Freshman recently showed off their knowledge of the Father of English literature Jan. 12, sharing what they gleaned from Geoffrey Chaucer’s The Canterbury Tales in Paul Murray’s European Literature class.
“The project started about 10 years ago,” Murray says. “The main goal of the exhibition every year is for the students to get a feeling of ownership over their topic and feel confident about presenting it to their visitors.”
For the project, students provided insight and commentary of specific tales—such as medieval medicine for “The Physician,” life of medieval women for “The Wife,” and medieval cooking for “The Cook.”
To help students prepare, Murray provided suggested resources.
“Our group worked very well together,” says Megan Stander ’20, whose group presented on medieval women. “I think we did a good job displaying how women were viewed by the public and what they actually did from day to day. My group also did well managing who talked about what.”
But not all groups experienced similar success. “It didn’t work exactly how we planned,” says Breanna Durand ’20, who presented on medieval peasants. “Our original plan was to walk around and collect money as if they were taxes, but since there were so many people, it was hard to go around without interrupting other groups.”

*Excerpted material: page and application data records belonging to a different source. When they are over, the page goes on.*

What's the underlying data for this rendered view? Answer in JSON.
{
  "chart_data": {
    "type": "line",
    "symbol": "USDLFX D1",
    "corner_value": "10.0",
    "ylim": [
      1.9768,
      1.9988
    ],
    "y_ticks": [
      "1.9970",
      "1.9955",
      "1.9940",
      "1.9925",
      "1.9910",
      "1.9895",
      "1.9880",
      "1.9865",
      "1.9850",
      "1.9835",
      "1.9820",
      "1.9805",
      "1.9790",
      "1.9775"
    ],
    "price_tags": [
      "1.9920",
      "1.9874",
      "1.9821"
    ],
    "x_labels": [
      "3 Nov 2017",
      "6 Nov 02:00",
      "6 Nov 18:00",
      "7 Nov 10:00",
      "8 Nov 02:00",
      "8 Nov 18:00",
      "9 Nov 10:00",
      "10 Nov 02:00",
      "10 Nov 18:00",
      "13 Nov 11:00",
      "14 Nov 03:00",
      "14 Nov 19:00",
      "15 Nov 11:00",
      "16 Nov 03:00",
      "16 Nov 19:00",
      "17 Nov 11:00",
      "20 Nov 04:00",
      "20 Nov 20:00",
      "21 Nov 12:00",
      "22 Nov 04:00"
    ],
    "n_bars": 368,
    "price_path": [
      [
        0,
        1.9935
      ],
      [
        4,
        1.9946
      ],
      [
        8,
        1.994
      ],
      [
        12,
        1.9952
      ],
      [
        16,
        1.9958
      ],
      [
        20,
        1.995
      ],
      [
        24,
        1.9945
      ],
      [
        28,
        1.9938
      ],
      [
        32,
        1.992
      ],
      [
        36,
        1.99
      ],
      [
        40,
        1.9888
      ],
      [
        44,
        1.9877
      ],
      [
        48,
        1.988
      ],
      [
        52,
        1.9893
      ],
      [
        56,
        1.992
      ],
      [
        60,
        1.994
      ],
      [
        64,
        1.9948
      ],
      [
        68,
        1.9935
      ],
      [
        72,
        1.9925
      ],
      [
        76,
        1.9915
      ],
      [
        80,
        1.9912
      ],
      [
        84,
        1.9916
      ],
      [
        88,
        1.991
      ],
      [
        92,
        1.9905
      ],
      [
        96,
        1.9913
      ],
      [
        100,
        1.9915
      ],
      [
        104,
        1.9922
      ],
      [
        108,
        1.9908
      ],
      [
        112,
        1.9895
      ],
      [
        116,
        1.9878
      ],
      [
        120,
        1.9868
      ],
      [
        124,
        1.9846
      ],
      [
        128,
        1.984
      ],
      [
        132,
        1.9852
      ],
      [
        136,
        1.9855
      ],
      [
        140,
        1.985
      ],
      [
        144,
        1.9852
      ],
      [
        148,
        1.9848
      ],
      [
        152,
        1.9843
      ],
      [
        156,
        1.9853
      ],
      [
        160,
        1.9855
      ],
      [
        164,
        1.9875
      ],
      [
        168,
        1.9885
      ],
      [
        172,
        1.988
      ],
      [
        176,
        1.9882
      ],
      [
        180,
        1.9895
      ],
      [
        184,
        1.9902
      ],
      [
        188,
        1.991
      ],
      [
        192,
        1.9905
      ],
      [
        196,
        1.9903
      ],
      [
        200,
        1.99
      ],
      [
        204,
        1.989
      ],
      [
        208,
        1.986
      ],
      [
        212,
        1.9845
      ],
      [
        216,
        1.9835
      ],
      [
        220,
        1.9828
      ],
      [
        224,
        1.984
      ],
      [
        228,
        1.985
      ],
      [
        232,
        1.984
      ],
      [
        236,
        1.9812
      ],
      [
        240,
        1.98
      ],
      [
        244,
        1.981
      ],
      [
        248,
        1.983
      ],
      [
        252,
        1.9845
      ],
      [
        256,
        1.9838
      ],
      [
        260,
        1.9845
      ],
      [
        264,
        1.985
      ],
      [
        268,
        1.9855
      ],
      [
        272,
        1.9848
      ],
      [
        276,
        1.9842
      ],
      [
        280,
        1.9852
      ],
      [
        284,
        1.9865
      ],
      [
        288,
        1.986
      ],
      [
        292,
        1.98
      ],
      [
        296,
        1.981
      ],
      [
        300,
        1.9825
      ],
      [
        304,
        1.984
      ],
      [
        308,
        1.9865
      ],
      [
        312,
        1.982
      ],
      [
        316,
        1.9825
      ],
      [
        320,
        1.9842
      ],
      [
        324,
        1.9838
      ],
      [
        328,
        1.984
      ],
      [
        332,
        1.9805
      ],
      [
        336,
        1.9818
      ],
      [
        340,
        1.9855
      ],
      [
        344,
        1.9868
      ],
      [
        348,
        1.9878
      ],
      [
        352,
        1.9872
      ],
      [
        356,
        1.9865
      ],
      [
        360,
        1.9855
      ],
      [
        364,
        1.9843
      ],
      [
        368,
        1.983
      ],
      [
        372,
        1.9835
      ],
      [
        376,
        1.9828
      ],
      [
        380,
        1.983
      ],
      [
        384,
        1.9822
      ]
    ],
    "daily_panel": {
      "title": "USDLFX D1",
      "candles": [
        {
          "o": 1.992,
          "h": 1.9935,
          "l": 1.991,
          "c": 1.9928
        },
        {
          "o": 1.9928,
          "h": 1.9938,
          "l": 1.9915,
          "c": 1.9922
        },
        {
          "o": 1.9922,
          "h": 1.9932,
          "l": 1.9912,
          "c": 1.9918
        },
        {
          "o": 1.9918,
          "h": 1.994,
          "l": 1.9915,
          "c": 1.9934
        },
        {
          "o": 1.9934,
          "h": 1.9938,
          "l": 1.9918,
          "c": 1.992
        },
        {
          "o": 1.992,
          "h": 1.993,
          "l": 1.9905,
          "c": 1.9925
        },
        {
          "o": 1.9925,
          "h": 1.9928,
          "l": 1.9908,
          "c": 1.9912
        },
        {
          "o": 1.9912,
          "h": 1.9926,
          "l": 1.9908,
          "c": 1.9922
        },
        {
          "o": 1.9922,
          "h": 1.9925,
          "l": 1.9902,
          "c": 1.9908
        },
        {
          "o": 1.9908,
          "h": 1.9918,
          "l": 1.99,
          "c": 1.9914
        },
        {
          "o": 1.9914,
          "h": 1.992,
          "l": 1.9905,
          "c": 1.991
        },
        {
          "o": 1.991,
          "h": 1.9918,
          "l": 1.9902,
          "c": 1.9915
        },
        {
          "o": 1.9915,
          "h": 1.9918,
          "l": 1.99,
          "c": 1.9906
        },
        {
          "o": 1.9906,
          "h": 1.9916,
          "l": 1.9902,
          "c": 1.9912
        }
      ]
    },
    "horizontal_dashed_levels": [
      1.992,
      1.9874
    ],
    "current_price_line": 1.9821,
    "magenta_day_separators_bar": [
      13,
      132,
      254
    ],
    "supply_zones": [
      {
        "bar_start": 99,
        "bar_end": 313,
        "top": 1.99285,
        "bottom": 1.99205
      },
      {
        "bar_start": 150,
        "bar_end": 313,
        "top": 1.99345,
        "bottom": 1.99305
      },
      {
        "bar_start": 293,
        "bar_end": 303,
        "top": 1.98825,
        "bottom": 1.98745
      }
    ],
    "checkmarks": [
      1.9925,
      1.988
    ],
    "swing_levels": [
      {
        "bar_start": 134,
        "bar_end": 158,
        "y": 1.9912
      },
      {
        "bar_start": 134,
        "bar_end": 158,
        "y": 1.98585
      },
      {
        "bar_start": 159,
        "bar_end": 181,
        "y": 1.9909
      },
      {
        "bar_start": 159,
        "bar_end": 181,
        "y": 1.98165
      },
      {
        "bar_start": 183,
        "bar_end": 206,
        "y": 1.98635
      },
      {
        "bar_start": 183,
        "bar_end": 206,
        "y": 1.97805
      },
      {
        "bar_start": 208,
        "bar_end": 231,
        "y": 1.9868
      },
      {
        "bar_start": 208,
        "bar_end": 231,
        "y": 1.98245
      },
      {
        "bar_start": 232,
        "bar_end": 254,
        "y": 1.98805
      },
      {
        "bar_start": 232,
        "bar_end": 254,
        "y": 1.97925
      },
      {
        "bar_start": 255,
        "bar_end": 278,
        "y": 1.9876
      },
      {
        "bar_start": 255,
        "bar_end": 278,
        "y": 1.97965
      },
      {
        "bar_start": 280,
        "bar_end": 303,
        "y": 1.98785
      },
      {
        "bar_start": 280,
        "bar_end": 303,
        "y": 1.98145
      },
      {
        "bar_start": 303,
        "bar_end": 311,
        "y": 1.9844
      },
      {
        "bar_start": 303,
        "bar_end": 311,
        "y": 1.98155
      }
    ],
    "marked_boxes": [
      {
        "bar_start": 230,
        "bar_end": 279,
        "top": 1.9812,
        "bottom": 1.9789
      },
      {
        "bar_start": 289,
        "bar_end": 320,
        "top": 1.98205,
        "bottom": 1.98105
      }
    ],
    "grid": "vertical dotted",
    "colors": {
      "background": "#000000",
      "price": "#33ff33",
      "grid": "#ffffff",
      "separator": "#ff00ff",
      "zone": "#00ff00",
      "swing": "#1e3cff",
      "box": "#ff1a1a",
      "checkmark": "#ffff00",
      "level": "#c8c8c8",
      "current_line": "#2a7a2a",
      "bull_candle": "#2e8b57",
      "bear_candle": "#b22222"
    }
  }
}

“I think the students did really great this year,” Murray says. “They made me look really good and we got great feedback from our visitors.”